How eloquent, then, is the exclamation of the psalmist : “I will praise thee for I am fearfully and wonderfully made ;” and the touching apostrophe which the prince of uninspired poets puts into the mouth of his contemplative and melancholy Hamlet : “What a piece of work is man! How noble in reason ! How infinite in faculties! In form and moving how express and admirable! In action how like an angel! In apprehension how like a god! The beauty of the world! The paragon of animals ! And yet to me what is this quintessence of dust ?"
Among the objects of interest furnished by the analysis of man, his capacity for language stands forth in bold relief. It is this faculty of language, whether we trace it to a mental or an organic superiority — this power of employing articulate sounds, or their written representatives, as the vehicle of thought and emotion, - that distinguishes man from every order of the brute creation; that gives efficient support and unbounded scope to his reasoning powers ; perpetuates from generation to generation his knowledge and intellectual culture ; and enables mind to act on mind with a reciprocal and ever augmenting energy.

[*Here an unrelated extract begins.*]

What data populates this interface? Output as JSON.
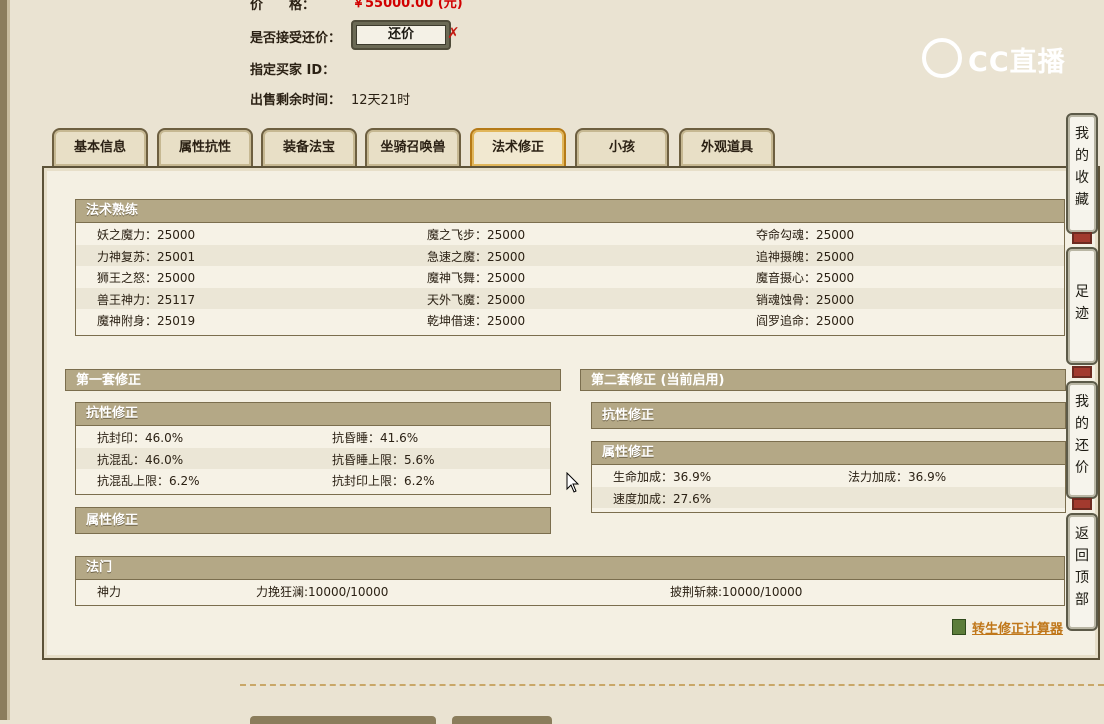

Science, knowledge, and philosophy, regarded as the intellectual condition of man at any point of his existence, -- the connected and digested whole, that moves onward with ever increasing momentum, from age to age, regardless of the generations of thinking beings that successively arise and flourish and decay, --could have no real existence, and would prove but " the baseless fabric of a vision," without the fostering aid of connected and imperishable discourse. Reason itself, which the discriminating Greek so beautifully identifies with discourse, by employing the same term," loyos," to designate both, -embracing both the ratio and the oratio of the Latin, - is mainly indebted, for its high degree of cultivation, to the existence and use of language. But like the element that forms our daily beverage, so munificently provided ; or the noiseless but invigorating influences of the atmosphere we breathe ; or the gentle and uninterrupted flow of pleasurable emotions that accom
GUAGES AS A MEANS OF INTELLECTUAL
of Greek Literature in the University of New York. ders, above, around, and beneath us, being man, - a mystery to the past, a ind destined, probably, to awaken and nd of time. a field for research! His physiology;